You may or may not have heard of Charles Huang, but I’m sure you know what Guitar Hero is (only one of the most successful video game franchises in history). Charles, and his brother, co-founded RedOctane, which developed Guitar Hero, which was eventually acquired by Activision. I met Charles many years ago at a local candidate’s political fundraiser in Mountain View and have kept in touch.
But more interesting, to me at least, was that Charles had recently self-published, along with a friend, a children’s book entitled, Jade Stars – The Great Race – How the Chinese Zodiac Came to Be, available as an e-book, but recently published as a physical book (printed in Chicago, USA!) – which especially for kids, I think is still relevant – that tangible book that you can hold, read with your son(s) or daughter(s), and turn the pages. The physical book unfortunately can only currently be purchased online here, but Charles said he is working on a distribution deal with one of the big book distributors, so future retail distribution will be available some time in the future.
I had a chance recently to sit down and chat with Charles at his officeÂ in the San Francisco Bay Area to learn about he came about publishing this children’s book.
Now Charles may be perceived as a Silicon Valley mogul and video gaming founder superstar, but his background and interests are a bit more academic. At Berkeley, he was actually a Chinese history major and his goal was to become a history professor. Funny how one’s life direction can change due to different circumstances!

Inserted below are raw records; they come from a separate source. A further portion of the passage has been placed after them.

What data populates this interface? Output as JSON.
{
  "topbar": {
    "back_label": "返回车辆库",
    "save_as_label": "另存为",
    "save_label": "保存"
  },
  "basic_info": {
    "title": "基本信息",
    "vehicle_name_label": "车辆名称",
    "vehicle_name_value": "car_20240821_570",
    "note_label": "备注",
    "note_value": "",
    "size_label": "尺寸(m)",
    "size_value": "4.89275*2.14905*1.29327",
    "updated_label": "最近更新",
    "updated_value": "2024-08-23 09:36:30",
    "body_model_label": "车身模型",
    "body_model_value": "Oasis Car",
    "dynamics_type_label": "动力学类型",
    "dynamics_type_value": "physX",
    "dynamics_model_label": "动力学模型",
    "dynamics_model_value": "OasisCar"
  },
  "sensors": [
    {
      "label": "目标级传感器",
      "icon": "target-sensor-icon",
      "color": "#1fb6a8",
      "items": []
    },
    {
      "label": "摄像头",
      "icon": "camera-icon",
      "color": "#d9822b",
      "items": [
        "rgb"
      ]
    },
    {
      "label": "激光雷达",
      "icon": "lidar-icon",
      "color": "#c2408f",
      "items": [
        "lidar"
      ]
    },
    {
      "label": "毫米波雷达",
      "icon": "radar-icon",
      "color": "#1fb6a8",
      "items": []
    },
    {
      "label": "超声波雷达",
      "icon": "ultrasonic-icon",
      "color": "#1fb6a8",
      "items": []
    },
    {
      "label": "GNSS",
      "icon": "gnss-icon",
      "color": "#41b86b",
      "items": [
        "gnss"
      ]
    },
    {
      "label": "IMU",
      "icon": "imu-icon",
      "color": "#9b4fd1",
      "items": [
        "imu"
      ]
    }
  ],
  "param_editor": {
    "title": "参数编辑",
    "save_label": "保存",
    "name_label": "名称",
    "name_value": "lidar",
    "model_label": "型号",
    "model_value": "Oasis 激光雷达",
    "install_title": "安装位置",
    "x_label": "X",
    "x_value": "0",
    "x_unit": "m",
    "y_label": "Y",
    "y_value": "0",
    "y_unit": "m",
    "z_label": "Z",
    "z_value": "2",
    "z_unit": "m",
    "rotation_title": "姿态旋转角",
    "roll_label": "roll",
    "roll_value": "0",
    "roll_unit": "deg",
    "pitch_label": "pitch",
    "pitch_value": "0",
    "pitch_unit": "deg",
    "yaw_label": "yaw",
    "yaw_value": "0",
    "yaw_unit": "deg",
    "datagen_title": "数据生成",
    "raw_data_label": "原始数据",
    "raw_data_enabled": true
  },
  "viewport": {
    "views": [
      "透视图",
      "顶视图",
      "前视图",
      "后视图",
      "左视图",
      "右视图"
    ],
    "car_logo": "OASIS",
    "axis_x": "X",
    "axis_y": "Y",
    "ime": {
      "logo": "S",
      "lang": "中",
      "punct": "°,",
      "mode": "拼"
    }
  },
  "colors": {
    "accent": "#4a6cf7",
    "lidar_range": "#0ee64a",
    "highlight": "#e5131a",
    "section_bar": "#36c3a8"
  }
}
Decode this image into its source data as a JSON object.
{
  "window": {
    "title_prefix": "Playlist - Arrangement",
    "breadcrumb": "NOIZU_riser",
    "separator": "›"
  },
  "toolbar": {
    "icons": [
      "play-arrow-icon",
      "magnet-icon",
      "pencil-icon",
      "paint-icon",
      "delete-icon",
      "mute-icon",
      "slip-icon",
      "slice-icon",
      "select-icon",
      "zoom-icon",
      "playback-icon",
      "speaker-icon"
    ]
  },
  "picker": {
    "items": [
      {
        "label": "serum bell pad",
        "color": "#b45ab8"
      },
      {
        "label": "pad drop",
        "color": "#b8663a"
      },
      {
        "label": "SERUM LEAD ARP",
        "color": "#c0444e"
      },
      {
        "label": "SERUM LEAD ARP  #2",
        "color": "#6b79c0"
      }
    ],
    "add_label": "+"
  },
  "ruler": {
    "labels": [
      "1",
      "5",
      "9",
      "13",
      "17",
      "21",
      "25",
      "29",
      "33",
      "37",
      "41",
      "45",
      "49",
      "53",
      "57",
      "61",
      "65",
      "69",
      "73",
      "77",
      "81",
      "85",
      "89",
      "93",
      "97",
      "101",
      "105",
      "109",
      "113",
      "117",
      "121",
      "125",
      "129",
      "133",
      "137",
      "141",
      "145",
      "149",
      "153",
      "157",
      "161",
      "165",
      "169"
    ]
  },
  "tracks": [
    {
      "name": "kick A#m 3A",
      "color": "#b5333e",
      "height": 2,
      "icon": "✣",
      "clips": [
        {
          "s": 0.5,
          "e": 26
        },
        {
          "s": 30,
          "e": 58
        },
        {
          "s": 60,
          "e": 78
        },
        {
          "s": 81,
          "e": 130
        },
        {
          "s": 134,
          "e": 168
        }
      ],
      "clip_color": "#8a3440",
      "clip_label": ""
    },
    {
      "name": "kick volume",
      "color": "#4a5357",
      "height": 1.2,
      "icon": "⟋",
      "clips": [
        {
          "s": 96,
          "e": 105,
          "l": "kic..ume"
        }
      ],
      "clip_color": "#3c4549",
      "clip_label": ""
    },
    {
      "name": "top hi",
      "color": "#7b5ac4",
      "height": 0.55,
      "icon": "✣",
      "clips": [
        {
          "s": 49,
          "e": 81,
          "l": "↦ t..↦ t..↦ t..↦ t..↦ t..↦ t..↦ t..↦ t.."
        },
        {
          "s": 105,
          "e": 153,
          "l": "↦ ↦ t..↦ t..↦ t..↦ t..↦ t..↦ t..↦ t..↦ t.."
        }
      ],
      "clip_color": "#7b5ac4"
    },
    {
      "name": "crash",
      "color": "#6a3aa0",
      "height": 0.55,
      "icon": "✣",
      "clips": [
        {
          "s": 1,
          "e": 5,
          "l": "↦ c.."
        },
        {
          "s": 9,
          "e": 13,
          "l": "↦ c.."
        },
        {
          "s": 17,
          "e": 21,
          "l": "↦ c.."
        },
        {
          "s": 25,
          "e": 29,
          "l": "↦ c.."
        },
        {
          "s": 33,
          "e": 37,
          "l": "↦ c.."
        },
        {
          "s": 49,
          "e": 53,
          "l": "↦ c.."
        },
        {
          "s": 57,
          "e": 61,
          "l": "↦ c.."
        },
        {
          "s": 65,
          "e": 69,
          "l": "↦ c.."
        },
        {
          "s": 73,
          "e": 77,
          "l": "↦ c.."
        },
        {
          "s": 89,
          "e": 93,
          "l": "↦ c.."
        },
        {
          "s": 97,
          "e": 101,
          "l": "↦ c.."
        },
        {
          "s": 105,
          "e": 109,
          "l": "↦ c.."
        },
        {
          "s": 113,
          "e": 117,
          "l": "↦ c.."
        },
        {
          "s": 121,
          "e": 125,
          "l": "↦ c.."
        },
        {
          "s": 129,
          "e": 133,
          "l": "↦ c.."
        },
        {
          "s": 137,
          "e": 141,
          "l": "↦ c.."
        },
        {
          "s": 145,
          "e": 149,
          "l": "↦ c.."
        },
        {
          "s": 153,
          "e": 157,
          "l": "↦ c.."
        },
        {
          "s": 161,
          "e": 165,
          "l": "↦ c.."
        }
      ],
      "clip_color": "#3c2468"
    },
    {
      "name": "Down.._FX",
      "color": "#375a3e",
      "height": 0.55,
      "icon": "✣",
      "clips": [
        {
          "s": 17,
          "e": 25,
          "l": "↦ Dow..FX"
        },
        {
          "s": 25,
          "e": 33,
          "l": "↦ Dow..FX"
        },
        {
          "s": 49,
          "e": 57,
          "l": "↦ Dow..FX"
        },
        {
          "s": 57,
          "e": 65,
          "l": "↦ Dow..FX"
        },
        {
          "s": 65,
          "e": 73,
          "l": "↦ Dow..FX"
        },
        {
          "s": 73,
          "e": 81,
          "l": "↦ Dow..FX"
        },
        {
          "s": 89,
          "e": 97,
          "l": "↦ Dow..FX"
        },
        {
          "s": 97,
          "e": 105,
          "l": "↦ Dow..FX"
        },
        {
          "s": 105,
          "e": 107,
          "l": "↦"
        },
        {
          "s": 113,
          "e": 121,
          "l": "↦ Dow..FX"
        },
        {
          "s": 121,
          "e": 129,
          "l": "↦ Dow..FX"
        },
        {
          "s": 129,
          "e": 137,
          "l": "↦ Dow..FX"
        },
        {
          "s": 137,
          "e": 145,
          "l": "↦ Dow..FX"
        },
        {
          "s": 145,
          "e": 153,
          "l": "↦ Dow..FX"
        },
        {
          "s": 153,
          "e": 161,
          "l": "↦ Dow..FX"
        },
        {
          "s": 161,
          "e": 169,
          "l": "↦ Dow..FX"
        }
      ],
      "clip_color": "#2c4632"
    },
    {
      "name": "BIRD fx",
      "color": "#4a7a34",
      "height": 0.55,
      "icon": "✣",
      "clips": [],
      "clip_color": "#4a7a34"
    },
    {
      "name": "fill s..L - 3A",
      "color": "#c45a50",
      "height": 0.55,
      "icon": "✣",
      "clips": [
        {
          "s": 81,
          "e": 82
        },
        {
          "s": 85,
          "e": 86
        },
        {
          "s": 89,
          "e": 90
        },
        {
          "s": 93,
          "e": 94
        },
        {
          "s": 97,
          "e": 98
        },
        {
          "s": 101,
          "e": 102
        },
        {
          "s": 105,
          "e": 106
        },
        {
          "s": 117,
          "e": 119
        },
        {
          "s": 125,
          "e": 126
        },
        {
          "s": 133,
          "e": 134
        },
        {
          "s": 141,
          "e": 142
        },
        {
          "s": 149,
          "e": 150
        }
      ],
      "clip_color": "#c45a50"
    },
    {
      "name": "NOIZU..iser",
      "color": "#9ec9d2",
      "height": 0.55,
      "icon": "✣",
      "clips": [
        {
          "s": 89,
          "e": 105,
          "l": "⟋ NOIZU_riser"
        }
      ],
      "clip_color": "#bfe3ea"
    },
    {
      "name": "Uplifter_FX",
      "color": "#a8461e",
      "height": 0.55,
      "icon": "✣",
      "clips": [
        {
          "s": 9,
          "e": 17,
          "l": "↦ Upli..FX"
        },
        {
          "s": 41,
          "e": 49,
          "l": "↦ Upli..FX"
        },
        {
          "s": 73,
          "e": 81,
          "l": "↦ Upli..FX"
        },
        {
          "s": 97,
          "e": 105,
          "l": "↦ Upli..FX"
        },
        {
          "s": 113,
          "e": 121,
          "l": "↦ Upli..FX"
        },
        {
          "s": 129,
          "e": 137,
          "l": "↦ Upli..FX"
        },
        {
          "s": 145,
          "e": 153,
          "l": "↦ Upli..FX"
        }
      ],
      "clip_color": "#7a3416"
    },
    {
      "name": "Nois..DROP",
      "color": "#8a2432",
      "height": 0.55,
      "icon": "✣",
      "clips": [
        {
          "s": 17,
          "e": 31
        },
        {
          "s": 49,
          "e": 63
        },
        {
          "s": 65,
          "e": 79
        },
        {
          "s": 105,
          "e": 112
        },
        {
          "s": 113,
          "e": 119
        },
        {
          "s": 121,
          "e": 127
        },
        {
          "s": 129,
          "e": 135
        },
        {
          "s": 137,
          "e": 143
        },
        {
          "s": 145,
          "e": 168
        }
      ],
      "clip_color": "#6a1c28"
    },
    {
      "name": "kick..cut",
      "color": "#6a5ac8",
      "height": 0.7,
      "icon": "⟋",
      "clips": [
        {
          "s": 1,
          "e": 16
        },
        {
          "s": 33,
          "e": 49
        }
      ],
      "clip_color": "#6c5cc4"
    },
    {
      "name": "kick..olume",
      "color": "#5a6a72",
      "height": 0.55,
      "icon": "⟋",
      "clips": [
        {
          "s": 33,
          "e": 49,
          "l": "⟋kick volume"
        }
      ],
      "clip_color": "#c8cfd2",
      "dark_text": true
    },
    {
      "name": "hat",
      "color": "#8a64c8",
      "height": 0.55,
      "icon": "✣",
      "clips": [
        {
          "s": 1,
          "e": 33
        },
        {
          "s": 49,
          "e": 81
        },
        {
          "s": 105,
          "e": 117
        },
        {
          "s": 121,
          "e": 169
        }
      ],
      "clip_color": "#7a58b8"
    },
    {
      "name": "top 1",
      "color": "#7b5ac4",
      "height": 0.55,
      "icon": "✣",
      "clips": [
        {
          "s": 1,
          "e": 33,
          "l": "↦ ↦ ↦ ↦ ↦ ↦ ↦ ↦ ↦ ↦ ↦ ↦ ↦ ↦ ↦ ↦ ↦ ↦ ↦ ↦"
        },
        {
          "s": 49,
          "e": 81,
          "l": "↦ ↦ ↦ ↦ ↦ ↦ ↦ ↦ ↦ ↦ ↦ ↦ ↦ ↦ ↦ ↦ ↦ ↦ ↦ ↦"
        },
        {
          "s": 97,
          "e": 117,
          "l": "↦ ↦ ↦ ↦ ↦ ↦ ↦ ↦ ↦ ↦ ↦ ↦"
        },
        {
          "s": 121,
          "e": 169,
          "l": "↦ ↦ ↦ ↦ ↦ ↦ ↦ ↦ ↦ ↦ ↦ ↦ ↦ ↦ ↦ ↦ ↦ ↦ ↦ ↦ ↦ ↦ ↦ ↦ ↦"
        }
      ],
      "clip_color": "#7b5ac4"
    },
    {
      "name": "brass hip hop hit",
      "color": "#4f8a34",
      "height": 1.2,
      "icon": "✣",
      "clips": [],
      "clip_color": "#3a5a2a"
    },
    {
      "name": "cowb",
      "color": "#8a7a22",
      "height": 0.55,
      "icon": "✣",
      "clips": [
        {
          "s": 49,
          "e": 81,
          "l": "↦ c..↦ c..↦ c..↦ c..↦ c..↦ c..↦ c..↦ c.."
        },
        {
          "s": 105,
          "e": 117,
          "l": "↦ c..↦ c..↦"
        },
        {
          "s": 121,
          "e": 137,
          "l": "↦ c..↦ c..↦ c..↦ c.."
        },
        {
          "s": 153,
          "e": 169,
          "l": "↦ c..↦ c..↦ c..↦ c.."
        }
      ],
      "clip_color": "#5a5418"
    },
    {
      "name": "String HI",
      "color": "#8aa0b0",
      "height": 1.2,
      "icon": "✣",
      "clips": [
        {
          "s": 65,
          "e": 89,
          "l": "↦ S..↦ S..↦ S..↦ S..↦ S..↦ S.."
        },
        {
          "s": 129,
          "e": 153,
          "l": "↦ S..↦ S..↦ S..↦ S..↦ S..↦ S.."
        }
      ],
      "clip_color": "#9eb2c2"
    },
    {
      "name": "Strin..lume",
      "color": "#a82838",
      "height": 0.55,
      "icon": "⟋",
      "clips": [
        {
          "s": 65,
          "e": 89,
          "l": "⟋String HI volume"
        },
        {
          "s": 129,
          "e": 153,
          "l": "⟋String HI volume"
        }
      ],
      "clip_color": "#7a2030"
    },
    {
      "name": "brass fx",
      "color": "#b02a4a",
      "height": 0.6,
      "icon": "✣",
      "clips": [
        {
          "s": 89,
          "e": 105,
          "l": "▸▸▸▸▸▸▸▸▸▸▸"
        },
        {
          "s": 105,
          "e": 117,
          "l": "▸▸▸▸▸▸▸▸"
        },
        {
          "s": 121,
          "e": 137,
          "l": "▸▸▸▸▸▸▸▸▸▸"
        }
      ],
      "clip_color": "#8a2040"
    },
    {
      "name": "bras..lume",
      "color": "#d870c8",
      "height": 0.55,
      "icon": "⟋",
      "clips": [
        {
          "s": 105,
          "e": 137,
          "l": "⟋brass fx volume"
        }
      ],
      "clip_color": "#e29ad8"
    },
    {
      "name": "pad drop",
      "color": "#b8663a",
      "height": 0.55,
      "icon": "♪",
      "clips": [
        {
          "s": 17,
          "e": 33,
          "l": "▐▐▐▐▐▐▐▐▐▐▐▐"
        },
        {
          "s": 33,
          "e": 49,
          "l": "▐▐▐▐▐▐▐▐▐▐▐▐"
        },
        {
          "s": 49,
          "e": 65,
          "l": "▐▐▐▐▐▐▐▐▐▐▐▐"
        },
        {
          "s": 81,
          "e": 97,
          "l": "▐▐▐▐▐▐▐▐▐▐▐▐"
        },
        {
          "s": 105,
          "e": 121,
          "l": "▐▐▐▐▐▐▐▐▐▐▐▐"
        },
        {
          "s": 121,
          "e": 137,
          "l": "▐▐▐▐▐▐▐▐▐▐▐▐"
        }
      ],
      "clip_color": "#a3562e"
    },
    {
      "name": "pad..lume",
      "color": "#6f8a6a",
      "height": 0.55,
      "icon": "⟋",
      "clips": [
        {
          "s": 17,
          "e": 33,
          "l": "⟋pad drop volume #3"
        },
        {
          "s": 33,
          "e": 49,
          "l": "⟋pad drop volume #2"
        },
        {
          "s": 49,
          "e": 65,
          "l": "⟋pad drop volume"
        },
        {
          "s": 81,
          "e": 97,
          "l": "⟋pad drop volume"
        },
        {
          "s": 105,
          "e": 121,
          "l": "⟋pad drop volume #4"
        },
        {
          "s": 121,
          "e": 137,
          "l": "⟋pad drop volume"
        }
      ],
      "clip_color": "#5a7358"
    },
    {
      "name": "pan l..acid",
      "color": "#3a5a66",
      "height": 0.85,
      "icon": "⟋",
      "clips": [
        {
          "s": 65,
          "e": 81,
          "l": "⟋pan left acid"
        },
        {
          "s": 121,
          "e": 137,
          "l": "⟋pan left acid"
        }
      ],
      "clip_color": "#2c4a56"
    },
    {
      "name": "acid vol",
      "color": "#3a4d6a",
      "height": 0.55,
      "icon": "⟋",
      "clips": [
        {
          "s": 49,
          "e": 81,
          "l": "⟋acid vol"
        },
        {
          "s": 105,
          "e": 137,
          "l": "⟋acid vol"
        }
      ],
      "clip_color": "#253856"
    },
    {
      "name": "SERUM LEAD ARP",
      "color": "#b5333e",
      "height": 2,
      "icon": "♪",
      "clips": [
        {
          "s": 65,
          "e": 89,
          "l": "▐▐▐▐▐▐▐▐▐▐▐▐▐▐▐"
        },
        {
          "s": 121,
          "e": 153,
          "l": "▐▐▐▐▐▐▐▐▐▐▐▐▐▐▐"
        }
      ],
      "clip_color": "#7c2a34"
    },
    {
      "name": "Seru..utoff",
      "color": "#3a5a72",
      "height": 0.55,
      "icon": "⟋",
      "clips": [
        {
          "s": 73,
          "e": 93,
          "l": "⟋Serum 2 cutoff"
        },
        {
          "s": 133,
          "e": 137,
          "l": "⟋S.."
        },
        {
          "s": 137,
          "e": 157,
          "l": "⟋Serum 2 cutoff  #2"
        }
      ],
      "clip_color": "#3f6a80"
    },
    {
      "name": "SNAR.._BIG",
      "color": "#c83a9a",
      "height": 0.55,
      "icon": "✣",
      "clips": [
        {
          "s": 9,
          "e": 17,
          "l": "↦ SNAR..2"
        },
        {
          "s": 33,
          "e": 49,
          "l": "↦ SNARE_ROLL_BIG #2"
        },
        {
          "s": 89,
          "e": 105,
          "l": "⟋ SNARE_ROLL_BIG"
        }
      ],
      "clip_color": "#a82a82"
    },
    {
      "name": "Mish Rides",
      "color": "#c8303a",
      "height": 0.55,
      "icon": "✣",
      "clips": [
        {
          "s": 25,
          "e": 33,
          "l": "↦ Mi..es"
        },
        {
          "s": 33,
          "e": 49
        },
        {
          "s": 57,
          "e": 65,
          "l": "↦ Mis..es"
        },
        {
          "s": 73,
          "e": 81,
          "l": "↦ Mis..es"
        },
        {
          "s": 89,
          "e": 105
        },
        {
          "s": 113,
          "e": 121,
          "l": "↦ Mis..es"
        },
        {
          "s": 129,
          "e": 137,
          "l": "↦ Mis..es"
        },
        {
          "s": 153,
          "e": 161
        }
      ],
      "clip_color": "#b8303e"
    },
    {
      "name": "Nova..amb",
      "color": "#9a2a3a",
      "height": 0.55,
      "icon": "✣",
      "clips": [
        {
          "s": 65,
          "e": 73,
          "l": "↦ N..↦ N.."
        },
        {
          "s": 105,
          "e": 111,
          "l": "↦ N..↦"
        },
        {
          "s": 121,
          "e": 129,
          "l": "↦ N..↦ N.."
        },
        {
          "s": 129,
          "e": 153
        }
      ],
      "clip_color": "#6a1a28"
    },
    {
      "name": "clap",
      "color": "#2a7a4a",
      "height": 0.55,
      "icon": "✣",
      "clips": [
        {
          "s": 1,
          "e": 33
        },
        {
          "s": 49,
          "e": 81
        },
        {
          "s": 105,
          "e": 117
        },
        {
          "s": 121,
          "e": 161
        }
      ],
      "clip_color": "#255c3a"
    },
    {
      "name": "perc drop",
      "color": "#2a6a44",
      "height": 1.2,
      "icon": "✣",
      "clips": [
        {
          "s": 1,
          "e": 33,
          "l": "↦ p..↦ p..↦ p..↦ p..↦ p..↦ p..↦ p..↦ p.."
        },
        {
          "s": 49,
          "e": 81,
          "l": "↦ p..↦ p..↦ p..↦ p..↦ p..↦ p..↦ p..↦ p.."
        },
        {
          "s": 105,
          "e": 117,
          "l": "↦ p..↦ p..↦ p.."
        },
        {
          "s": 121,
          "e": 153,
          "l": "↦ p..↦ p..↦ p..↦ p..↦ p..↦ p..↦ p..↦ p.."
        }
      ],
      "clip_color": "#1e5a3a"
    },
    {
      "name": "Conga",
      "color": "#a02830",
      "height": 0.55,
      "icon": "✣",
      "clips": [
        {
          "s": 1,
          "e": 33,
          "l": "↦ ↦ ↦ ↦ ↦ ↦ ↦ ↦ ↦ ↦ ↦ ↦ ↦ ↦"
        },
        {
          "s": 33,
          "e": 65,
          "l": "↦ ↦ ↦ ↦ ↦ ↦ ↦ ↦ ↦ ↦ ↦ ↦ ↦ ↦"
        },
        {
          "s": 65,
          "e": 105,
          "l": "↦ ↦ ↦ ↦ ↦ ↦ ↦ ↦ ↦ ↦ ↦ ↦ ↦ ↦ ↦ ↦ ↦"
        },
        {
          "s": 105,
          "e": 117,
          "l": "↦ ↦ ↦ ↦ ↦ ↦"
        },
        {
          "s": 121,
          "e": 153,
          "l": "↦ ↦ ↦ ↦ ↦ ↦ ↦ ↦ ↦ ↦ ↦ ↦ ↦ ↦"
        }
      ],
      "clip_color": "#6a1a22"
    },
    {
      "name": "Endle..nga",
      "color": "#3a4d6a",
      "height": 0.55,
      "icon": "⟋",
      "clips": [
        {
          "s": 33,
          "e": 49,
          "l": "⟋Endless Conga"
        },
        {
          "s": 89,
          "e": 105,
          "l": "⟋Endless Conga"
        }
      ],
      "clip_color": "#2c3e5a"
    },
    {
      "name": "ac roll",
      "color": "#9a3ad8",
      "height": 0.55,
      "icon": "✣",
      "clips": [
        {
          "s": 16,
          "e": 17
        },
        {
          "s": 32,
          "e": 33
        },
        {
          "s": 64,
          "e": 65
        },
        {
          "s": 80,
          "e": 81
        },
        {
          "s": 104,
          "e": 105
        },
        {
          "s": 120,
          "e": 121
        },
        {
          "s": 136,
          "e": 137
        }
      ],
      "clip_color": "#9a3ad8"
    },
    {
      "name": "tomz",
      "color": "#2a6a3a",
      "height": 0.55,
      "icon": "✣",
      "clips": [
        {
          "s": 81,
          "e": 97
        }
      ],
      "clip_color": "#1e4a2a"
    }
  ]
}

When I dropped by to visit Charles, he explained how he had heard about the story of a Chinese fable from his mother, explaining how the order of the Chinese zodiac was decided – through a great race. This wasn’t necessarily a fable that was widely published, but more like something that was told from mother-t0-child, over generations. I told Charles this reminded me of the many stories I had heard and learned about when I went to Chinese school as a kid, through booklets published I believe from the Taiwanese (R.O.C. government) for learning traditional Chinese characters for reading and writing.
Charles had brought up the Chinese zodiac story with a work colleague/friend, Stacey Hirata – then the two decided that it would be great to make a children’s book out of the story. Through friends, Charles and Stacey were referred to Jerome Lu to illustrate the story.
Charles thought that this children’s book could possibly reach a wider audience beyond the Chinese American community since Chinese New Year is increasingly becoming more mainstream or at least more widely aware amongst the American public (if only due to the rise of China economically). I had mentioned to Charles that I recall as a kid eating at Chinese restaurants in Western Massachusetts, and a lot of the paper placemats had the Chinese zodiac to educate Americans about it. In Jennifer 8. Lee’s book, The Fortune Cookie Chronicles, she states that there are more Chinese restaurants in America than McDonald’s, Burger King’s and Kentucky Fried Chicken’s – combined (over 40,000 Chinese restaurants) – so I wouldn’t be surprised if most Americans learned about the zodiac from these sort of placemats.
The Great Race, a colorful 9″ x 9″ book, starts the fable off:
“The Jade Emperor, ruler of Heaven and Earth, wished to have a big birthday celebration. He invited his favorite animals from throughout the land. To add to the festivities, he decided to organize a great race. The racers would swim across the river to reach the finish line in front of his palace for a heavenly reward.”
and goes on to tell the story of each animal finishing the race, first with the rat, then the ox, tiger, rabbit, dragon, snake, horse, ram, monkey, rooster, dog and pig.
I have two nieces, the oldest one being almost 3.5 years old, and so I thought The Great Race would be a nice change from a Disney or Dora the Explorer book.
After publishing The Great Race, Charles is thinking about other fables to publish, not just focused on Chinese stories, but of all different sorts of cultures. But Charles did say that there was a plethora of Chinese fables explaining the origins of a lot of Chinese idioms and phrases (like “crossing the rubicon”) and hopes to continue publishing these sorts of stories.
So if you’re interested in reading a story book to your young child and teaching them a little bit about the Chinese zodiac, this is the book for you!